Talking about her profession is second nature to Dr Marion Gibson, who is renowned worldwide for her work in psychological trauma management.
But anyone who attends Dr Gibson’s Autumn Talk at St Anne’s at lunchtime on November 12 can look forward to something Dr Gibson admits will be quite unique.
Learning through experience has been the basis for Dr Gibson’s professional life, and since she became a parishioner of St Anne’s in 1975, the Cathedral has played a role in her life and work.
Over the years, Dr Gibson has converted learning into practice to provide psychosocial support to individuals and communities in the aftermath of traumatic incidents in their lives worldwide.
Dr Gibson was born in Larne and brought up in Belfast.
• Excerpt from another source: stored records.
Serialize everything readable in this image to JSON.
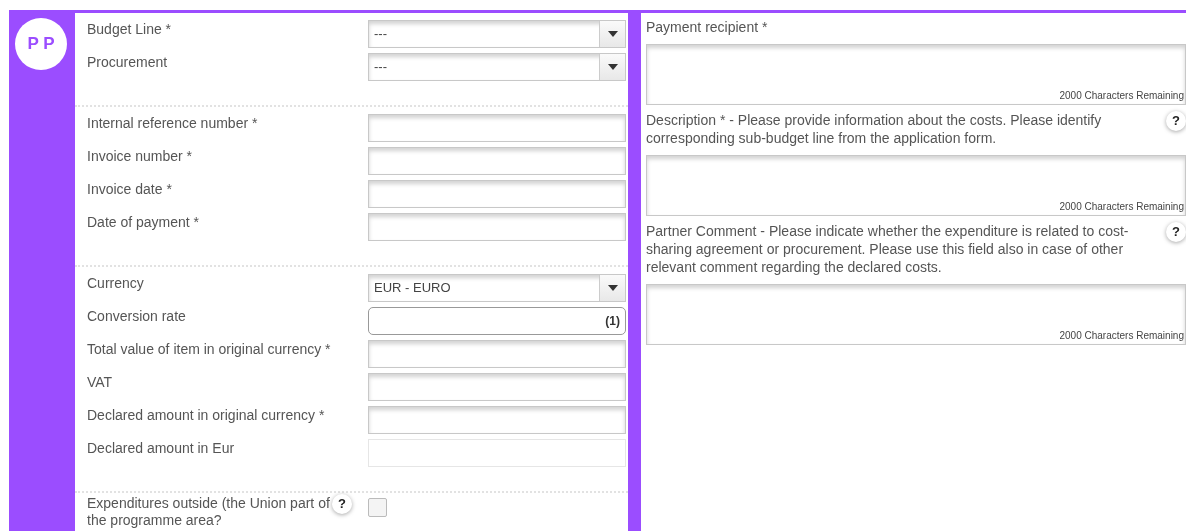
{
  "avatar": {
    "initials": "P P"
  },
  "sections": [
    {
      "fields": [
        {
          "kind": "select",
          "label": "Budget Line *",
          "value": "---"
        },
        {
          "kind": "select",
          "label": "Procurement",
          "value": "---"
        }
      ]
    },
    {
      "fields": [
        {
          "kind": "input",
          "label": "Internal reference number *"
        },
        {
          "kind": "input",
          "label": "Invoice number *"
        },
        {
          "kind": "input",
          "label": "Invoice date *"
        },
        {
          "kind": "input",
          "label": "Date of payment *"
        }
      ]
    },
    {
      "fields": [
        {
          "kind": "select",
          "label": "Currency",
          "value": "EUR - EURO"
        },
        {
          "kind": "rate",
          "label": "Conversion rate",
          "suffix": "(1)"
        },
        {
          "kind": "input",
          "label": "Total value of item in original currency *"
        },
        {
          "kind": "input",
          "label": "VAT"
        },
        {
          "kind": "input",
          "label": "Declared amount in original currency *"
        },
        {
          "kind": "readonly",
          "label": "Declared amount in Eur"
        }
      ]
    },
    {
      "fields": [
        {
          "kind": "checkbox",
          "label": "Expenditures outside (the Union part of the programme area?",
          "help": "?",
          "checked": false
        }
      ]
    }
  ],
  "text_areas": [
    {
      "label": "Payment recipient *",
      "counter": "2000 Characters Remaining"
    },
    {
      "label": "Description * - Please provide information about the costs. Please identify corresponding sub-budget line from the application form.",
      "help": "?",
      "counter": "2000 Characters Remaining"
    },
    {
      "label": "Partner Comment - Please indicate whether the expenditure is related to cost-sharing agreement or procurement. Please use this field also in case of other relevant comment regarding the declared costs.",
      "help": "?",
      "counter": "2000 Characters Remaining"
    }
  ]
}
Following a year as a student nurse at the Royal Victoria Hospital, she joined her late husband Tom in his parish in Liverpool Diocese. On returning to Down and Dromore Diocese in 1961 she worked in all aspects of parish life including community support in the front line of the ‘Troubles’ for 15 years, supporting those traumatised by terrorism in an interface area of Belfast. Tom was rector of St Clements, east Belfast, and a Canon of St Anne’s.
“I often feel that what I do is a positive legacy of this experience and my respect for the courage of those people throughout those dark years,” Dr Gibson said.
Following the death of her husband in 1975, Dr Gibson had to begin to rebuild a new life and she returned to the Royal Victoria Hospital to work as a Social Work Assistant in the Medical Social Work Department.
In 1977 she was seconded to train as a Social Worker at the University of Ulster, and as part of this training she worked as an Intern in a Psychiatric Hospital in Indianapolis where her work included direct support to those affected by the aftermath of military service in Vietnam. This enhanced her research into the impact of trauma on people and combined with her Belfast experiences led her to became acutely aware of the transferability of knowledge gained through experience in responding to incidents in different geographical and cultural settings.
Dr Gibson took her first Trauma Course with the International Critical Incident Stress Foundation (ICISF), based in Baltimore USA, in 1979 and has continued to be a practitioner and Approved Instructor for their models of Response.
Three editions of Dr Gibson’s book – ‘Order from Chaos – Responding to traumatic incidents’ have been published and she has been involved in many associated research projects and the presentation of conference papers worldwide.
Dr Gibson is currently a member and trainer within the British Red Cross Psychological Support Team which works in conjunction the British Foreign and Commonwealth Office Rapid Response team on a global basis.
Her contribution to an online training programme on responding to maritime disasters for the International Christian Maritime Association led to her appointment as an independent consultant to the international ‘Maritime Piracy – Humanitarian Response Programme.’
In 2000 Dr Gibson established an Employee Assistance Programme within Health and Social Services to support staff who have to deal with traumatic stress situations and since retirement manages the RESPOND Training team.
She was part of the Sir Kenneth Bloomfield team which reviewed and made recommendations to the Secretary of State for changes to the NI Criminal Injuries Compensation in 1999, and was appointed to Taoiseach Ahern’s Commission to research and establish the system for the payment of compensation to victims of institutional abuse.
As a result of Dr Gibson’s work in responding to the Asian Tsunami in 2004, Queen’s University of Belfast honoured her with the award of Graduate of the Year.
The ICISF (USA) awarded her the Founders Award for ‘Excellence and Innovation in the field of Trauma response’ in 2009.
Dr Gibson is currently Chair of Northern Ireland Music Therapy Trust and President of the Irish Federation of University Women.
She said: “There has always been a linkage between my professional life and the Cathedral, and this talk will be unique because it is taking place in the Cathedral and I plan to integrate a lot of what the Cathedral has meant to me how it has supported me in what I do.”
Dr Gibson will deliver the third in the Autumn Talks series at St Anne’s on Wednesday November 12. The talk gets underway at 12.45pm and will last approximately 45 minutes. Refreshments are served from 12.15pm. A suggested donation is £5.00.